It’s often repeated that the enemy of art is the absence of limitations, but limitations can eventually outlive their usefulness – as Deap Vally discovered when cracks began to show in the band’s creative partnership. With two acclaimed albums of maximalist blues-rock behind them, Lindsey Troy and Julie Edwards began to feel the strain of working democratically as a duo. The ‘enemy’, it turns out, could in fact be the absence of a deciding vote.
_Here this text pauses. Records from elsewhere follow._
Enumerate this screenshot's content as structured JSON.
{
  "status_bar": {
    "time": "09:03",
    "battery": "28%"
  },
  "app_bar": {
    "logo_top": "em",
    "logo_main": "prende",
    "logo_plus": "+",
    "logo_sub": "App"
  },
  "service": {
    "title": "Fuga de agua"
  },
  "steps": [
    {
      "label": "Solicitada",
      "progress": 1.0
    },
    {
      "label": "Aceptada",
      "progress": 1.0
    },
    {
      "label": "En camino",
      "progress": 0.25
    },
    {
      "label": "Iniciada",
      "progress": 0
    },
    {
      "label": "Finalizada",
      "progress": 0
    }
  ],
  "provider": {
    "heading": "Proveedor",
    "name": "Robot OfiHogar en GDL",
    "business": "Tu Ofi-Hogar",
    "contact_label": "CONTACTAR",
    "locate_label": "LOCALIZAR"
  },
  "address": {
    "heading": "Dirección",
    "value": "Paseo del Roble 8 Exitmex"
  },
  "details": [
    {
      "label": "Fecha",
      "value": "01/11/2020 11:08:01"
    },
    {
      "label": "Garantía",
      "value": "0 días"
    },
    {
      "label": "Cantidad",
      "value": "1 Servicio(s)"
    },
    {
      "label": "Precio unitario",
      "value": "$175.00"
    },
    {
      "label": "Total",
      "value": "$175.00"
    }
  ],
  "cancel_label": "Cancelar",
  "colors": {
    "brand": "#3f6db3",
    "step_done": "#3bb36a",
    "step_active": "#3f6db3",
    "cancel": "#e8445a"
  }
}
Going through a form of couples therapy helped them to re-evaluate and open up their process and, feeling rejuvenated, they set out to make an album of collaborations. Digital Dream is not that album, but it features four songs originally planned for it – each one distinct from the other and pointing in several interesting directions for Troy and Edwards to progress in.

For a band named Deap Vally, they certainly have a few friends in high places. The guestlist for Digital Dream reads like a page from the Who’s Who of the L.A. music scene: Peaches, KT Tunstall, Soko, Jenny Lee Lindberg of Warpaint and Jamie Hince of The Kills all contribute. Behind-the-scenes videos from the recording process offer a glimpse into how these songs were pieced together, with experimentation, a little frustration and heaps of mutual respect. Those sessions took place way back in 2018, but ‘Look Away’ and, especially, ‘Digital Dream’ feel strangely relevant to our current situation. That Lindberg co-write ‘Look Away’, with its lovely three-way harmonies, is – by Deap Vally’s own standards – almost shockingly sedate. Vulnerability creeps into the framework of the song but a steely resistance remains at its core, driven by the confident, repetitive rhythm and the insistent command to not gaze too long at the past.

‘Digital Dream’ is something else altogether. Soko’s star turn here is as narrator from the year 2068 where human interaction is all but extinct and resistance to the post-apocalyptic technocracy is less than futile (think E.M. Forster’s The Machine Stops, without the redemptive arc). Together, the three women successfully build a Stockholm syndrome song-world, complete with atmospheric bleeps and blops, zeroing in on illusions of pleasure within the vividly dystopian context. Then, as the extended outro fades, we’re jolted back into the present with the cocksure swagger of ‘High Horse’. Tunstall, Troy and Edwards grandstand from the get-go – “I could be fucking anything I want / Yes, I’m driven, I use what I’m given” – and the chorus is close to euphoric. Things take a turn for the gloriously absurd when Peaches comes in with a typically audacious rap. Who else could rhyme ‘Devil Wears Prada’ with ‘boys on Truvada’ and ‘douche with java’ with ‘been to Bratislava’? It’s good, unpolished fun.

Finale ‘Shock Easy’ is less instantly attention-grabbing but reveals itself over several listens to be quite revelatory in its own right, with some masterful guitar work from Hince. A chilling reflection on the very American epidemic of mass shootings, it has the sort of detached, observational insight that made Sheryl Crow’s early albums so refreshing. “It was all too easy, now it’s all too heavy,” they rasp over blown-out drums and a starkly contrasting, almost-gospel backdrop that elevates and punctuates the song. It’s four for four, then, in terms of breaking all the Deap Vally ‘rules’ – and to largely great effect.

By following their instincts rather than self-imposed red lines, Troy and Edwards have discovered new doors where once they saw only walls. With more music promised later in the year, we won’t have to wait long to find out where they lead.

Listen to Deap Vally’s Digital Dream EP here.

Photo Credit: Kelsey Hart

Alan Pedder
@_neverdoneing